Thank you very much for your Columbia Law Review article “Mission Impossible…”. I enjoyed it immensely, as I do most of your work. (I have read many articles, including those in “Is There a Text in This Class?,” “Doing What Comes Naturally,” and most of those in “There’s No Such Thing as Free Speech,” which I am currently reading.) I am not sure, however, whether read more

Living Wage Report

Report to the Labor Action Group at UVA:
WHAT I LEARNED AT THE ACORN LIVING-WAGE CONFERENCE
Nov. 10-12, 2000, in Baltimore

cc: V.O.P., ACORN, ULR, Greens

I have a huge pile of very useful handouts that I can photocopy. In the meantime I’ll tell you the notes I took and the highlights. I’ll be in C’ville Monday afternoon and can drop off a stack of photocopies if someone can pay a Kinko’s bill or let me use a copier. Let me know Monday morning please.

This fact may read more

Labor Action

A group of University of Virginia students, faculty, and staff is expected to
demonstrate Friday, March 26th, at 1:00 p.m. on behalf of a living wage
for all UVa employees. The demonstration will take place outside the Rotunda
at the center of campus where the Board of Visitors, which sets the
university’s budget, will be meeting.

Demonstrators are planning to form a picket line on the Lawn in front of the
Rotunda and to deliver to the Board a petition signed by over 900 members read more

Toleration

February, 1999
In April of 1995 I wrote a paper for a graduate philosophy class at the U of Virginia with professor John Simmons. We were reading Rawls, and the paper was called “Reason and Religion in Rawls.” It’s 17 pages long but makes a simple point that is not specific to Rawls. Recently I found the same point made – the only other time I’ve seen it – in a paper by Stanley Fish in “The Revival of Pragmatism,” edited by Morris Dickstein. read more

Caring for Criminals

12 January, 1999
I have sympathy for people who do cruel, selfish and destructive things – in many cases these correspond to committing crimes – because I think these people would be happier if they did not do these things, and this quite apart from the punishment often inflicted on them by their societies. I do not sympathize with the sick culture of much American music, film, and television that romanticizes crime. I do not fail to sympathize with the victims of crimes, read more

Reply to Neal Gabler

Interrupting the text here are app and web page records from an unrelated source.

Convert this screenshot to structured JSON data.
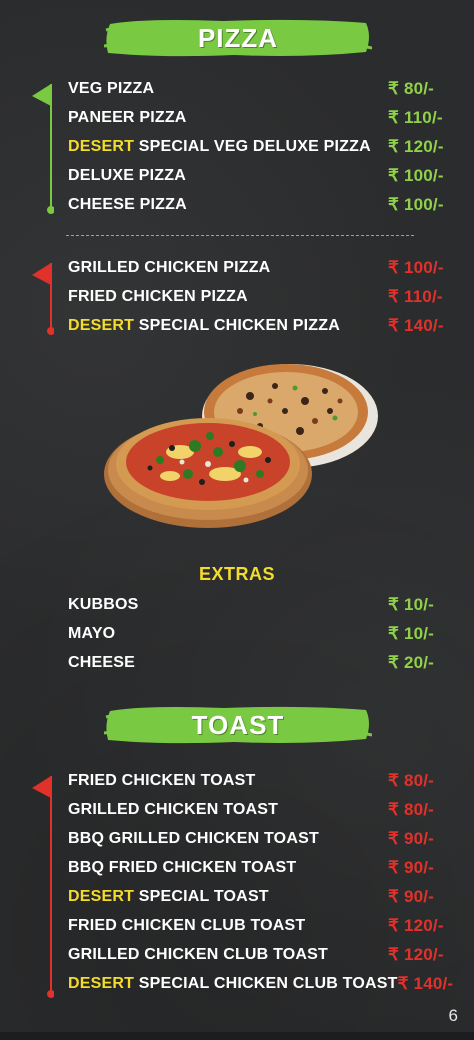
{
  "pizza": {
    "title": "PIZZA",
    "veg_items": [
      {
        "name": "VEG PIZZA",
        "highlight": "",
        "price": "₹ 80/-"
      },
      {
        "name": "PANEER PIZZA",
        "highlight": "",
        "price": "₹ 110/-"
      },
      {
        "name": " SPECIAL VEG DELUXE PIZZA",
        "highlight": "DESERT",
        "price": "₹ 120/-"
      },
      {
        "name": "DELUXE PIZZA",
        "highlight": "",
        "price": "₹ 100/-"
      },
      {
        "name": "CHEESE PIZZA",
        "highlight": "",
        "price": "₹ 100/-"
      }
    ],
    "nonveg_items": [
      {
        "name": "GRILLED CHICKEN PIZZA",
        "highlight": "",
        "price": "₹ 100/-"
      },
      {
        "name": "FRIED CHICKEN PIZZA",
        "highlight": "",
        "price": "₹ 110/-"
      },
      {
        "name": " SPECIAL CHICKEN PIZZA",
        "highlight": "DESERT",
        "price": "₹ 140/-"
      }
    ]
  },
  "extras": {
    "title": "EXTRAS",
    "items": [
      {
        "name": "KUBBOS",
        "price": "₹ 10/-"
      },
      {
        "name": "MAYO",
        "price": "₹ 10/-"
      },
      {
        "name": "CHEESE",
        "price": "₹ 20/-"
      }
    ]
  },
  "toast": {
    "title": "TOAST",
    "items": [
      {
        "name": "FRIED CHICKEN TOAST",
        "highlight": "",
        "price": "₹ 80/-"
      },
      {
        "name": "GRILLED CHICKEN TOAST",
        "highlight": "",
        "price": "₹ 80/-"
      },
      {
        "name": "BBQ GRILLED CHICKEN TOAST",
        "highlight": "",
        "price": "₹ 90/-"
      },
      {
        "name": "BBQ FRIED CHICKEN TOAST",
        "highlight": "",
        "price": "₹ 90/-"
      },
      {
        "name": " SPECIAL TOAST",
        "highlight": "DESERT",
        "price": "₹ 90/-"
      },
      {
        "name": "FRIED CHICKEN CLUB TOAST",
        "highlight": "",
        "price": "₹ 120/-"
      },
      {
        "name": "GRILLED CHICKEN CLUB TOAST",
        "highlight": "",
        "price": "₹ 120/-"
      },
      {
        "name": " SPECIAL CHICKEN CLUB TOAST",
        "highlight": "DESERT",
        "price": "₹ 140/-"
      }
    ]
  },
  "page_number": "6",
  "colors": {
    "banner_green": "#7ac943",
    "veg_price": "#8fd14a",
    "nonveg_price": "#e0312b",
    "highlight_yellow": "#f3dc2b",
    "background": "#2b2c2d"
  },
  "icons": {
    "veg_flag": "green-flag-icon",
    "nonveg_flag": "red-flag-icon",
    "food_image": "pizza-image"
  }
}
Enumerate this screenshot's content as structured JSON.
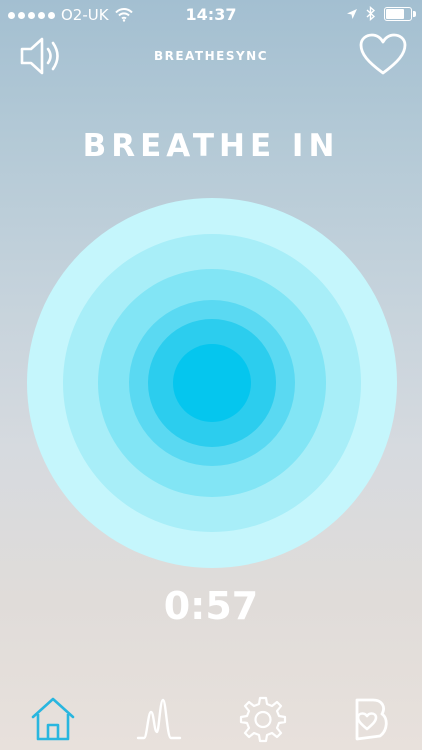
{
  "status_bar": {
    "carrier": "O2-UK",
    "time": "14:37",
    "battery_level": 0.75,
    "icons": [
      "signal-dots-icon",
      "wifi-icon",
      "location-arrow-icon",
      "bluetooth-icon",
      "battery-icon"
    ]
  },
  "header": {
    "title": "BREATHESYNC",
    "left_icon": "speaker-icon",
    "right_icon": "heart-icon"
  },
  "session": {
    "instruction": "BREATHE IN",
    "timer": "0:57"
  },
  "colors": {
    "ring_1": "#c5f6fc",
    "ring_2": "#a8eef8",
    "ring_3": "#82e5f5",
    "ring_4": "#5ad9f2",
    "ring_5": "#2ccdee",
    "ring_6": "#05c6ee",
    "active_tab": "#29b6df",
    "inactive_tab": "#ffffff"
  },
  "tabs": [
    {
      "icon": "home-icon",
      "active": true
    },
    {
      "icon": "heart-rate-chart-icon",
      "active": false
    },
    {
      "icon": "gear-icon",
      "active": false
    },
    {
      "icon": "app-logo-icon",
      "active": false
    }
  ]
}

11 January, 1999
Various newspapers, beginning with the L.A. Times, have recently been running an editorial by Neal Gabler explaining the sexual inquisition in Washington, DC, as a struggle between proponents and opponents of religion, and taking the side of the religious. I think Gabler is right about the struggle, and would like to comment from the opposing camp.

Of course, beliefs can be put together in any combination. Many people oppose the impeachment of Clinton and attend church. Many read more

The Last Word on Sodomy

When I read Newsweek, I generally skim it, and even then seem to grasp it all without having to really pay attention. But sometimes I hit the George Will column, “The Last Word,” like a brick wall. I have to go back over it carefully three times, and even then can only at best guess what he’s saying. His thinking is so far removed from mine, and he is so convinced that everybody already shares his views, that I often have a hard time grasping his message.

This was the case read more

Thoughts on Criminal Justice

December 1998
My first encounter with the idea that prisons might be a bad idea was in reading Michel Foucault’s Discipline and Punish (1975). He spoke of alternatives or substitutes for prisons, and also for factories, schools, barracks, and hospitals, all of which he said resembled prisons. But he said not one word about what such alternatives might be, and his style struck me as pretentious. So I didn’t pay much attention.

I believed, of course, that we ought to have been devoting read more